- **YOUR GOAL**
Check each line of the records below for the word "Packet" and copy those where it appears.

- **INFORMATION SHOWN**
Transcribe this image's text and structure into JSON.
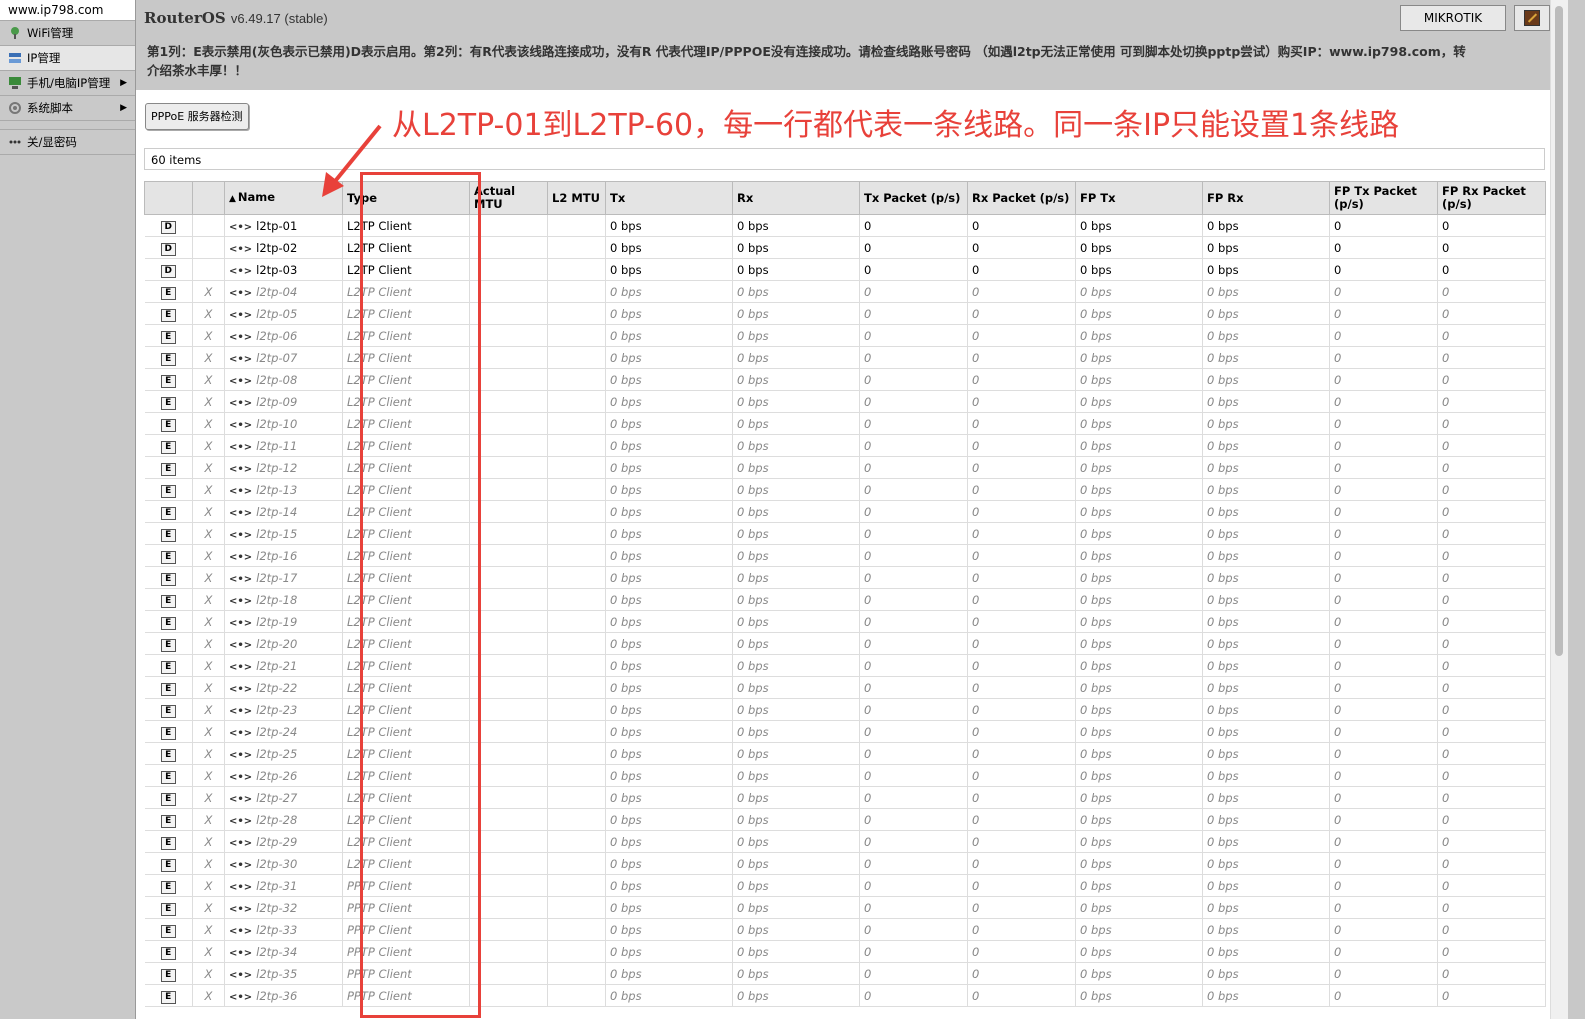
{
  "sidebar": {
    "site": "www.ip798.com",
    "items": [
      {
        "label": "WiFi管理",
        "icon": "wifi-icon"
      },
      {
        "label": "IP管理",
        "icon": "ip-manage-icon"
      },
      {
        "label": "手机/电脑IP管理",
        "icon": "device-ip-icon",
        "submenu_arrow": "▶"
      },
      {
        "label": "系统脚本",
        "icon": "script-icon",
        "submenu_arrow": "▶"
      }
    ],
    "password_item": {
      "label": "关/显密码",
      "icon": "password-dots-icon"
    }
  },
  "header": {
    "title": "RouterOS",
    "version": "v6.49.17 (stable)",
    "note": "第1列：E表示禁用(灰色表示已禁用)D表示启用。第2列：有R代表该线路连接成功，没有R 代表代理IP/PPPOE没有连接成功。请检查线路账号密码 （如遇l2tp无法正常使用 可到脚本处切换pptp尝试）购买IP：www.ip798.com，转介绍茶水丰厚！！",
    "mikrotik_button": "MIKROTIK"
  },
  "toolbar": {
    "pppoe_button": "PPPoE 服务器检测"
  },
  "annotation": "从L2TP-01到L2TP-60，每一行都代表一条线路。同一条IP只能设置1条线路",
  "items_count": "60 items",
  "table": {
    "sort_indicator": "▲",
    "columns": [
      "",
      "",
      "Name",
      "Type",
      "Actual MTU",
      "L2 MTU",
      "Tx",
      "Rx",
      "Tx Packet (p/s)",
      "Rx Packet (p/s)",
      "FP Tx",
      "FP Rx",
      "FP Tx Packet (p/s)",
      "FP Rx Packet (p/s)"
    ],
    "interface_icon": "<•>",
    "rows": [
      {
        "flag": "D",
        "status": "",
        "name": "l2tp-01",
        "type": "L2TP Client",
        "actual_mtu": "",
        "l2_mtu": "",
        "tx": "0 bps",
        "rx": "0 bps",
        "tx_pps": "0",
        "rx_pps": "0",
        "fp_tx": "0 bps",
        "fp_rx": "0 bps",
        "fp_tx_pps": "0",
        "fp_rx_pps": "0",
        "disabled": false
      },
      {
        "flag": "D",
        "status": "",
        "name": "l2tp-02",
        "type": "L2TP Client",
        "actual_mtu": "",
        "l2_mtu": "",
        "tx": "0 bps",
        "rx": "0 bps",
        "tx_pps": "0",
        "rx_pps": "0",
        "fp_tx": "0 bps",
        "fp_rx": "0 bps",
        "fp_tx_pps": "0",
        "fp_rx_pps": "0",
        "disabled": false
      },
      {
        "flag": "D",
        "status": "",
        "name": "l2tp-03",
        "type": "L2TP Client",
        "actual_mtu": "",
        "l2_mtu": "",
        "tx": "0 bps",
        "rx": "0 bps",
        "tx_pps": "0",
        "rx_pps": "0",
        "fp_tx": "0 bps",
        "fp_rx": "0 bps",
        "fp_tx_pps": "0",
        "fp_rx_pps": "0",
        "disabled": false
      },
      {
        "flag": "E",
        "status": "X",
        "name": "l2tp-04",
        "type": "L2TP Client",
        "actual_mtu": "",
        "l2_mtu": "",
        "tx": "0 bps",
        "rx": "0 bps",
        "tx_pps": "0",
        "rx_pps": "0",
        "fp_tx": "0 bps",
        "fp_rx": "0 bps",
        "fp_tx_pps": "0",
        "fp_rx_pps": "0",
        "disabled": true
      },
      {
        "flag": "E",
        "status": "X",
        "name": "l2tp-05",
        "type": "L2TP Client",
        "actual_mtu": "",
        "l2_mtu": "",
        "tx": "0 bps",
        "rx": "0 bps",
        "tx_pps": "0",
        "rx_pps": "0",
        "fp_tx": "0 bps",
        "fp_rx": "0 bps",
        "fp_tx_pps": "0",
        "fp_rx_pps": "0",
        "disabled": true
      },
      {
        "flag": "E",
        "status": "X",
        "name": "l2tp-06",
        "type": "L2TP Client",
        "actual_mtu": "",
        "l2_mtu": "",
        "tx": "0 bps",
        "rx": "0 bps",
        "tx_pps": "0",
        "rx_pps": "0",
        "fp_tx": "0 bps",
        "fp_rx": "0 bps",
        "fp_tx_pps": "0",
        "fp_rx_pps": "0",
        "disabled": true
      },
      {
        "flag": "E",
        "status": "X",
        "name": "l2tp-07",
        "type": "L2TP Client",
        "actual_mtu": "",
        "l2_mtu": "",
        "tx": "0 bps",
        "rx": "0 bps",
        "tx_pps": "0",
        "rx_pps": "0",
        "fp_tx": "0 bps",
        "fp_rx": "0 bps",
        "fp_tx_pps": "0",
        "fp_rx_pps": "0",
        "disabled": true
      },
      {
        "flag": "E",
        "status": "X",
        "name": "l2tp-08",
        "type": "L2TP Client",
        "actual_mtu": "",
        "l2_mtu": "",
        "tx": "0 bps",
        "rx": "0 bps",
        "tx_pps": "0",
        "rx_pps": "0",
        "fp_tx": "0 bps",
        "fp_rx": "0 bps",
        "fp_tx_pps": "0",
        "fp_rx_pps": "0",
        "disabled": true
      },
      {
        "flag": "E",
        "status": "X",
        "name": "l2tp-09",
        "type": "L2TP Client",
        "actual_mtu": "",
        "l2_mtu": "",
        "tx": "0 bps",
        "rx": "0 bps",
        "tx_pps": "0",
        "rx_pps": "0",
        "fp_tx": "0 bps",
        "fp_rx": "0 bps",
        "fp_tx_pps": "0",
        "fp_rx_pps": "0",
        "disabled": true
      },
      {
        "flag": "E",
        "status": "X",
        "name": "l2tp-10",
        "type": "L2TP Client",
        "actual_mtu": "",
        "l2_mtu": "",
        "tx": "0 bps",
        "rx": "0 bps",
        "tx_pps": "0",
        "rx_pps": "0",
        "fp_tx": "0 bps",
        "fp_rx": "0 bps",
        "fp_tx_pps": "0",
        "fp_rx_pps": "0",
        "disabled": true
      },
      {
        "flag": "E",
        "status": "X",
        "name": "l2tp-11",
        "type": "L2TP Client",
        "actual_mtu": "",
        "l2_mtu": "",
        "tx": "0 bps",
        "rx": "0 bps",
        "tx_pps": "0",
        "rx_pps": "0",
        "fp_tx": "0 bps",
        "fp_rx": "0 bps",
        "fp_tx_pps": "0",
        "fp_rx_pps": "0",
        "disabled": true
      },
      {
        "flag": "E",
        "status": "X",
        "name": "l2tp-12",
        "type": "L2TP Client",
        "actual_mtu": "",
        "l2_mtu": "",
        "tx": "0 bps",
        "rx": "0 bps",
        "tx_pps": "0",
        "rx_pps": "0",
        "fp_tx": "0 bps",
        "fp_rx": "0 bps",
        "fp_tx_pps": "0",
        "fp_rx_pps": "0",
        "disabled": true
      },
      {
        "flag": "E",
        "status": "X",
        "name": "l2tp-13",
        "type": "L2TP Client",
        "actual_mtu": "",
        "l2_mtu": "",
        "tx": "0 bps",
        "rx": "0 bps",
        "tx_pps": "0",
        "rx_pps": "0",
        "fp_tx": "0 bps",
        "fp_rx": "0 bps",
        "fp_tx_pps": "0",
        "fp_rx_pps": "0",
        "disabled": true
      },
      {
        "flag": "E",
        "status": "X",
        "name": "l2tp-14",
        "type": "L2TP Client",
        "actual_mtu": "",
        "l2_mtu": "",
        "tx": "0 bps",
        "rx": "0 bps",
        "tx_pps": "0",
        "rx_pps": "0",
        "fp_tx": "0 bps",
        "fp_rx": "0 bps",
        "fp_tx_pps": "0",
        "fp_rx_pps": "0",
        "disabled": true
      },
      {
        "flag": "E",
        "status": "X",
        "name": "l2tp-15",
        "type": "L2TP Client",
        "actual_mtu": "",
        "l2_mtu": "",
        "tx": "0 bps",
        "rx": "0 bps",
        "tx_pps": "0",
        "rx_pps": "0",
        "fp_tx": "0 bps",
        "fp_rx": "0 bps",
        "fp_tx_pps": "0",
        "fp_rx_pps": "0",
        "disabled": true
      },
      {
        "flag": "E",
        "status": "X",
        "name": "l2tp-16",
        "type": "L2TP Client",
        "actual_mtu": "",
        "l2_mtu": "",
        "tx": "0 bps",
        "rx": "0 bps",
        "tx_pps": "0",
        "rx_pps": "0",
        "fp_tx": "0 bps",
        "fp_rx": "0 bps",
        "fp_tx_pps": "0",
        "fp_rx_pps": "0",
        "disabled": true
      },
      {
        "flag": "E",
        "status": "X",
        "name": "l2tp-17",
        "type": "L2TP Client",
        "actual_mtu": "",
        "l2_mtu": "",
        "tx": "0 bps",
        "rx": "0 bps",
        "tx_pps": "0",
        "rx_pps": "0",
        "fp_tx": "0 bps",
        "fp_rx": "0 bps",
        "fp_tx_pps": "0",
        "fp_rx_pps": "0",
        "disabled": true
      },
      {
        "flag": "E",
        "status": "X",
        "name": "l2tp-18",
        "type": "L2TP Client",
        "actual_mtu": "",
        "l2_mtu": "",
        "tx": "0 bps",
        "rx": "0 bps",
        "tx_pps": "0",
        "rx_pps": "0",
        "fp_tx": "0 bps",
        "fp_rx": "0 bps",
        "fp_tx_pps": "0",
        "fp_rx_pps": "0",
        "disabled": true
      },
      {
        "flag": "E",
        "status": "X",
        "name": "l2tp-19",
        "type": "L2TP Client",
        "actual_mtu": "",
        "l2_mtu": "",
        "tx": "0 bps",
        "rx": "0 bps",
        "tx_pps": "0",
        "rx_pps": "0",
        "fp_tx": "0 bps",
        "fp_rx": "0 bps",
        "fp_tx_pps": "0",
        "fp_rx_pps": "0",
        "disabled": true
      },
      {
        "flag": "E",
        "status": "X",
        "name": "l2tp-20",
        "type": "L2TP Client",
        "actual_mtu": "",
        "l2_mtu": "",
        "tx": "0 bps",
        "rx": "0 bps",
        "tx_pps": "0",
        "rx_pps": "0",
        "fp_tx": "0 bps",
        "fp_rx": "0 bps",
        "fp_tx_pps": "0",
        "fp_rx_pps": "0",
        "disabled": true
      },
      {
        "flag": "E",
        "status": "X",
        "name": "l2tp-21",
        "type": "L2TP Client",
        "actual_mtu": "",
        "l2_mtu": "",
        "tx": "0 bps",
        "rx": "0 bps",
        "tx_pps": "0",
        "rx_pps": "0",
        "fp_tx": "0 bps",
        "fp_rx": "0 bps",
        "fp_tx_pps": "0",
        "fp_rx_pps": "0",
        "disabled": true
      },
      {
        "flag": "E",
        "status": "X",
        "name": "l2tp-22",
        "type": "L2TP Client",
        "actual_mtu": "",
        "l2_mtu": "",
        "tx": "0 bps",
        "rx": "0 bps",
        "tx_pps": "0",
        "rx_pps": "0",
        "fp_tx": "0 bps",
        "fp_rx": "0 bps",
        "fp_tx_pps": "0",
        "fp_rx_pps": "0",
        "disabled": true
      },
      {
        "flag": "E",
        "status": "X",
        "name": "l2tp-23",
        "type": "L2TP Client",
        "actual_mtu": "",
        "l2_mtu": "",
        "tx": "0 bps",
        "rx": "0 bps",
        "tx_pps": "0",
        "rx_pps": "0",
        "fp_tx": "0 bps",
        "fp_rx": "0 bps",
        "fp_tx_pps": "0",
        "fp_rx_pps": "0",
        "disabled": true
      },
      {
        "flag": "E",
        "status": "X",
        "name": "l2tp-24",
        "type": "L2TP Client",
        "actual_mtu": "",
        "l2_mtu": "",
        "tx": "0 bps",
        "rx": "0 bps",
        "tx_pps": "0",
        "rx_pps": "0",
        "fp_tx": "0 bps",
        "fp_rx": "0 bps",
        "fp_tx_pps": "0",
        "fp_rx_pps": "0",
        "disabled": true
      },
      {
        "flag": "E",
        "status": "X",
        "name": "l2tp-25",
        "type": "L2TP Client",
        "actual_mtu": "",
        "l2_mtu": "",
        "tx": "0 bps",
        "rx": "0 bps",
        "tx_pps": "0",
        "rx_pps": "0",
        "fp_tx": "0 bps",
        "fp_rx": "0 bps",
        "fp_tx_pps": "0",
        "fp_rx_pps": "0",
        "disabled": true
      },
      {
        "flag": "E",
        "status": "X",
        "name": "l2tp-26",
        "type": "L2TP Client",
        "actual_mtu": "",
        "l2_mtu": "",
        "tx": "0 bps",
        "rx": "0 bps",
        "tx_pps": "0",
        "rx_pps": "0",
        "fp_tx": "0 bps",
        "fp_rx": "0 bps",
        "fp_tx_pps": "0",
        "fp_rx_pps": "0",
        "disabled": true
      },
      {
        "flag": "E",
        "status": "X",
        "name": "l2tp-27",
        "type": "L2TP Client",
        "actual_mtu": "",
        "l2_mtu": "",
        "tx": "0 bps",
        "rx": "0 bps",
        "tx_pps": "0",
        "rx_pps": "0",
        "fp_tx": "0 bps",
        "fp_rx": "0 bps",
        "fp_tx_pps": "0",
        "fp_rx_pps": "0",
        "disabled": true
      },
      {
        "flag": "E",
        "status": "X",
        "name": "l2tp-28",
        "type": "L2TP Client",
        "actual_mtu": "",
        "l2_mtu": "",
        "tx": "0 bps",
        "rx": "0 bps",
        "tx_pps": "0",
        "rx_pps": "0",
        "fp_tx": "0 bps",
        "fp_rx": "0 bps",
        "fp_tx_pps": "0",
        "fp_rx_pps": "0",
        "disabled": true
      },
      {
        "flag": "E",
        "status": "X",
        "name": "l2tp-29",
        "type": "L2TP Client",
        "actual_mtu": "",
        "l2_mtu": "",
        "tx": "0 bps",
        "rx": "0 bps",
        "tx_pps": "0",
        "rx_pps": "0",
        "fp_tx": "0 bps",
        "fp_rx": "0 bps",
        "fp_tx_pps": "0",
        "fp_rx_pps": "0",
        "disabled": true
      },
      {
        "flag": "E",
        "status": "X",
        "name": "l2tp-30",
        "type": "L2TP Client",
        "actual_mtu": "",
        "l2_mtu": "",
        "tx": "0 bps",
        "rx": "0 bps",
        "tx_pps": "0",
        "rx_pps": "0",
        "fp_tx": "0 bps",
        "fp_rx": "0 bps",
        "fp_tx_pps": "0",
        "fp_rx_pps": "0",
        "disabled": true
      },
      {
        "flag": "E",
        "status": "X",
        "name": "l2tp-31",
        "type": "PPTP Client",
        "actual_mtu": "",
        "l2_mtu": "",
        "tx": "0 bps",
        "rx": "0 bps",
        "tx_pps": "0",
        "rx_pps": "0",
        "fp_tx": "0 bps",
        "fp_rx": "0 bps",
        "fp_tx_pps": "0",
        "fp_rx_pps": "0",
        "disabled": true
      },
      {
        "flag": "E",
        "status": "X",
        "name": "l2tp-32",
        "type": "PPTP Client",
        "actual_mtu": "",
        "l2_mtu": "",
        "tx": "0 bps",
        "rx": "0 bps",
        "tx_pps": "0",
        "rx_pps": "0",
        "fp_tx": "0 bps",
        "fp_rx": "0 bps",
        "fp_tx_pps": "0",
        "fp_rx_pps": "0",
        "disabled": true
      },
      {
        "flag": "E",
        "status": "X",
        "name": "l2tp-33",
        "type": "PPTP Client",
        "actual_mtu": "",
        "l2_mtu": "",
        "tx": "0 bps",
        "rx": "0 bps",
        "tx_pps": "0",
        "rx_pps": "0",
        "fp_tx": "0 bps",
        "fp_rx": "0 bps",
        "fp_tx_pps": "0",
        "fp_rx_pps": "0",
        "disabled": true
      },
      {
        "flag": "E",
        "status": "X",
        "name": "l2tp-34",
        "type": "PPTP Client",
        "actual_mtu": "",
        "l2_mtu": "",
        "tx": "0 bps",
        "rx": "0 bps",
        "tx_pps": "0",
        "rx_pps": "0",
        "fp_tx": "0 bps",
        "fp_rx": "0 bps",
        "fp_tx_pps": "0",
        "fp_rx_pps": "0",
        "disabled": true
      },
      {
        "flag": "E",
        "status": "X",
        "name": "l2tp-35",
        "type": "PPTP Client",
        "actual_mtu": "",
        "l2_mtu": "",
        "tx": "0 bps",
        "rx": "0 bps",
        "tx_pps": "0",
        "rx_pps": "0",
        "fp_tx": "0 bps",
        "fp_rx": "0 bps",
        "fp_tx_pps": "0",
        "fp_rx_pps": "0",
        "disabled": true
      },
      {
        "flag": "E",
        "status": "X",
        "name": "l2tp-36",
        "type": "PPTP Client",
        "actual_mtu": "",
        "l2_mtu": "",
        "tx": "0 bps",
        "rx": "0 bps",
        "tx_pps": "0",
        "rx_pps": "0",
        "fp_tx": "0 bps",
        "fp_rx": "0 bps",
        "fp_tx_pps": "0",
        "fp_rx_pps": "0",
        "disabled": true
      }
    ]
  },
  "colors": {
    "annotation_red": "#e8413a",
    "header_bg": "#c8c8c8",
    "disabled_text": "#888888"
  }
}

- **TASK ANSWER**
      "Tx Packet (p/s)",
      "Rx Packet (p/s)",
      "FP Tx Packet (p/s)",
      "FP Rx Packet (p/s)"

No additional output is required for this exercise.